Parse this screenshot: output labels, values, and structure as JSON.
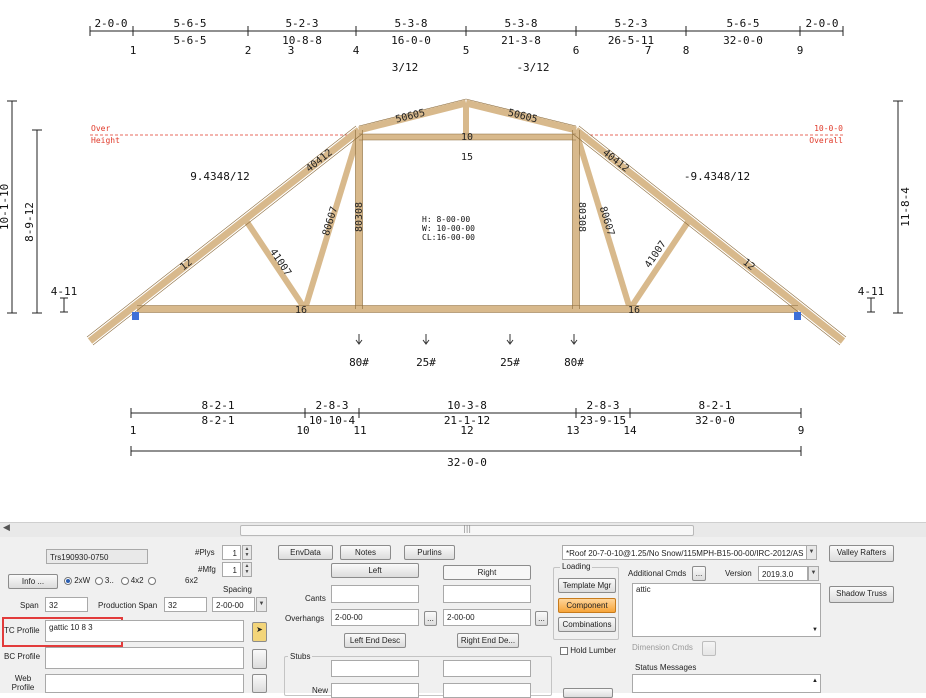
{
  "top_dims": {
    "segments": [
      "2-0-0",
      "5-6-5",
      "5-2-3",
      "5-3-8",
      "5-3-8",
      "5-2-3",
      "5-6-5",
      "2-0-0"
    ],
    "cumulative": [
      "5-6-5",
      "10-8-8",
      "16-0-0",
      "21-3-8",
      "26-5-11",
      "32-0-0"
    ],
    "panel_points": [
      "1",
      "2",
      "3",
      "4",
      "5",
      "6",
      "7",
      "8",
      "9"
    ],
    "pitch_left": "3/12",
    "pitch_right": "-3/12"
  },
  "heights": {
    "overall_left": "10-1-10",
    "inner_left": "8-9-12",
    "overall_right": "11-8-4",
    "heel_left": "4-11",
    "heel_right": "4-11",
    "over_label": "Over",
    "height_label": "Height",
    "over_value": "10-0-0",
    "overall_label": "Overall"
  },
  "slopes": {
    "left": "9.4348/12",
    "right": "-9.4348/12"
  },
  "members": {
    "top_left": "50605",
    "top_right": "50605",
    "slope_left": "40412",
    "slope_right": "40412",
    "web_left": "80607",
    "web_right": "80607",
    "vert_left": "80308",
    "vert_right": "80308",
    "diag_left": "41007",
    "diag_right": "41007",
    "chord_left": "12",
    "chord_right": "12",
    "bottom_left": "16",
    "bottom_right": "16",
    "apex": "10",
    "ceiling": "15"
  },
  "room": {
    "h": "H:  8-00-00",
    "w": "W: 10-00-00",
    "cl": "CL:16-00-00"
  },
  "loads": [
    "80#",
    "25#",
    "25#",
    "80#"
  ],
  "bottom_dims": {
    "segments": [
      "8-2-1",
      "2-8-3",
      "10-3-8",
      "2-8-3",
      "8-2-1"
    ],
    "cumulative": [
      "8-2-1",
      "10-10-4",
      "21-1-12",
      "23-9-15",
      "32-0-0"
    ],
    "points": [
      "1",
      "10",
      "11",
      "12",
      "13",
      "14",
      "9"
    ],
    "overall": "32-0-0"
  },
  "form": {
    "truss_name": "Trs190930-0750",
    "plys_label": "#Plys",
    "plys_value": "1",
    "mfg_label": "#Mfg",
    "mfg_value": "1",
    "info_button": "Info ...",
    "lumber_options": [
      "2xW",
      "3..",
      "4x2",
      "6x2"
    ],
    "lumber_selected": "2xW",
    "spacing_label": "Spacing",
    "spacing_value": "2-00-00",
    "span_label": "Span",
    "span_value": "32",
    "production_span_label": "Production Span",
    "production_span_value": "32",
    "tc_profile_label": "TC Profile",
    "tc_profile_value": "gattic 10 8 3",
    "bc_profile_label": "BC Profile",
    "bc_profile_value": "",
    "web_profile_label": "Web Profile",
    "envdata_button": "EnvData",
    "notes_button": "Notes",
    "purlins_button": "Purlins",
    "left_tab": "Left",
    "right_tab": "Right",
    "cants_label": "Cants",
    "overhangs_label": "Overhangs",
    "overhang_left": "2-00-00",
    "overhang_right": "2-00-00",
    "left_end_desc": "Left End Desc",
    "right_end_desc": "Right End De...",
    "stubs_label": "Stubs",
    "new_label": "New",
    "roof_desc": "*Roof 20-7-0-10@1.25/No Snow/115MPH-B15-00-00/IRC-2012/AS",
    "valley_rafters_button": "Valley Rafters",
    "loading_label": "Loading",
    "template_mgr_button": "Template Mgr",
    "component_button": "Component",
    "combinations_button": "Combinations",
    "hold_lumber_label": "Hold Lumber",
    "additional_cmds_label": "Additional Cmds",
    "version_label": "Version",
    "version_value": "2019.3.0",
    "cmds_text": "attic",
    "shadow_truss_button": "Shadow Truss",
    "dimension_cmds_label": "Dimension Cmds",
    "status_messages_label": "Status Messages"
  },
  "colors": {
    "lumber": "#d8b98c",
    "lumber_edge": "#8a6a3a",
    "dim_line": "#222222",
    "over_height": "#e03a2a",
    "highlight": "#e23b3b",
    "component_button": "#f7a53a"
  }
}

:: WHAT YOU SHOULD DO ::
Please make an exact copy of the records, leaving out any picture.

:: ANSWER TO THE EXERCISE ::
Parse this screenshot: output labels, values, and structure as JSON.
{
  "top_dims": {
    "segments": [
      "2-0-0",
      "5-6-5",
      "5-2-3",
      "5-3-8",
      "5-3-8",
      "5-2-3",
      "5-6-5",
      "2-0-0"
    ],
    "cumulative": [
      "5-6-5",
      "10-8-8",
      "16-0-0",
      "21-3-8",
      "26-5-11",
      "32-0-0"
    ],
    "panel_points": [
      "1",
      "2",
      "3",
      "4",
      "5",
      "6",
      "7",
      "8",
      "9"
    ],
    "pitch_left": "3/12",
    "pitch_right": "-3/12"
  },
  "heights": {
    "overall_left": "10-1-10",
    "inner_left": "8-9-12",
    "overall_right": "11-8-4",
    "heel_left": "4-11",
    "heel_right": "4-11",
    "over_label": "Over",
    "height_label": "Height",
    "over_value": "10-0-0",
    "overall_label": "Overall"
  },
  "slopes": {
    "left": "9.4348/12",
    "right": "-9.4348/12"
  },
  "members": {
    "top_left": "50605",
    "top_right": "50605",
    "slope_left": "40412",
    "slope_right": "40412",
    "web_left": "80607",
    "web_right": "80607",
    "vert_left": "80308",
    "vert_right": "80308",
    "diag_left": "41007",
    "diag_right": "41007",
    "chord_left": "12",
    "chord_right": "12",
    "bottom_left": "16",
    "bottom_right": "16",
    "apex": "10",
    "ceiling": "15"
  },
  "room": {
    "h": "H:  8-00-00",
    "w": "W: 10-00-00",
    "cl": "CL:16-00-00"
  },
  "loads": [
    "80#",
    "25#",
    "25#",
    "80#"
  ],
  "bottom_dims": {
    "segments": [
      "8-2-1",
      "2-8-3",
      "10-3-8",
      "2-8-3",
      "8-2-1"
    ],
    "cumulative": [
      "8-2-1",
      "10-10-4",
      "21-1-12",
      "23-9-15",
      "32-0-0"
    ],
    "points": [
      "1",
      "10",
      "11",
      "12",
      "13",
      "14",
      "9"
    ],
    "overall": "32-0-0"
  },
  "form": {
    "truss_name": "Trs190930-0750",
    "plys_label": "#Plys",
    "plys_value": "1",
    "mfg_label": "#Mfg",
    "mfg_value": "1",
    "info_button": "Info ...",
    "lumber_options": [
      "2xW",
      "3..",
      "4x2",
      "6x2"
    ],
    "lumber_selected": "2xW",
    "spacing_label": "Spacing",
    "spacing_value": "2-00-00",
    "span_label": "Span",
    "span_value": "32",
    "production_span_label": "Production Span",
    "production_span_value": "32",
    "tc_profile_label": "TC Profile",
    "tc_profile_value": "gattic 10 8 3",
    "bc_profile_label": "BC Profile",
    "bc_profile_value": "",
    "web_profile_label": "Web Profile",
    "envdata_button": "EnvData",
    "notes_button": "Notes",
    "purlins_button": "Purlins",
    "left_tab": "Left",
    "right_tab": "Right",
    "cants_label": "Cants",
    "overhangs_label": "Overhangs",
    "overhang_left": "2-00-00",
    "overhang_right": "2-00-00",
    "left_end_desc": "Left End Desc",
    "right_end_desc": "Right End De...",
    "stubs_label": "Stubs",
    "new_label": "New",
    "roof_desc": "*Roof 20-7-0-10@1.25/No Snow/115MPH-B15-00-00/IRC-2012/AS",
    "valley_rafters_button": "Valley Rafters",
    "loading_label": "Loading",
    "template_mgr_button": "Template Mgr",
    "component_button": "Component",
    "combinations_button": "Combinations",
    "hold_lumber_label": "Hold Lumber",
    "additional_cmds_label": "Additional Cmds",
    "version_label": "Version",
    "version_value": "2019.3.0",
    "cmds_text": "attic",
    "shadow_truss_button": "Shadow Truss",
    "dimension_cmds_label": "Dimension Cmds",
    "status_messages_label": "Status Messages"
  },
  "colors": {
    "lumber": "#d8b98c",
    "lumber_edge": "#8a6a3a",
    "dim_line": "#222222",
    "over_height": "#e03a2a",
    "highlight": "#e23b3b",
    "component_button": "#f7a53a"
  }
}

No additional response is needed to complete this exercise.